ACTION ITEM
Show every line of the material that follows in which the word "Standard" occurs.

· · · · · · ·

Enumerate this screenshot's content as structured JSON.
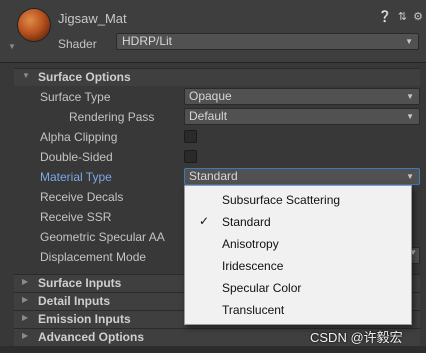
{
  "header": {
    "material_name": "Jigsaw_Mat",
    "shader_label": "Shader",
    "shader_value": "HDRP/Lit",
    "icons": [
      "help-icon",
      "preset-icon",
      "settings-icon"
    ]
  },
  "surface_options": {
    "title": "Surface Options",
    "rows": {
      "surface_type": {
        "label": "Surface Type",
        "value": "Opaque"
      },
      "rendering_pass": {
        "label": "Rendering Pass",
        "value": "Default"
      },
      "alpha_clipping": {
        "label": "Alpha Clipping",
        "checked": false
      },
      "double_sided": {
        "label": "Double-Sided",
        "checked": false
      },
      "material_type": {
        "label": "Material Type",
        "value": "Standard"
      },
      "receive_decals": {
        "label": "Receive Decals"
      },
      "receive_ssr": {
        "label": "Receive SSR"
      },
      "geometric_specular_aa": {
        "label": "Geometric Specular AA"
      },
      "displacement_mode": {
        "label": "Displacement Mode"
      }
    }
  },
  "collapsed_sections": {
    "surface_inputs": "Surface Inputs",
    "detail_inputs": "Detail Inputs",
    "emission_inputs": "Emission Inputs",
    "advanced_options": "Advanced Options"
  },
  "material_type_menu": {
    "options": [
      "Subsurface Scattering",
      "Standard",
      "Anisotropy",
      "Iridescence",
      "Specular Color",
      "Translucent"
    ],
    "selected": "Standard",
    "check_glyph": "✓"
  },
  "watermark": "CSDN @许毅宏",
  "colors": {
    "background": "#383838",
    "active_label": "#7ba8e6",
    "popup_bg": "#f1f1f1",
    "focus_border": "#3a79bb"
  }
}
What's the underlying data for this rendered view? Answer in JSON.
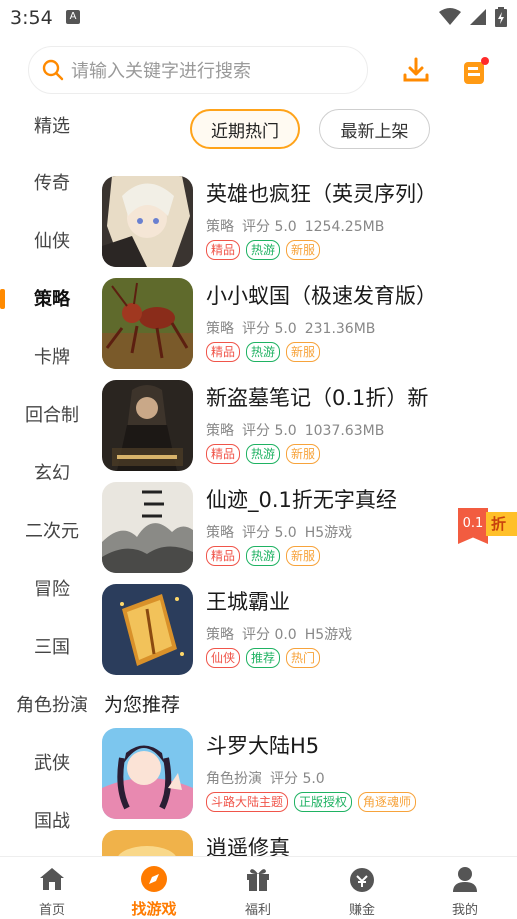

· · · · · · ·

ANSWER FOR THE TASK
        "value": "Standard"
      "Standard",
    "selected": "Standard",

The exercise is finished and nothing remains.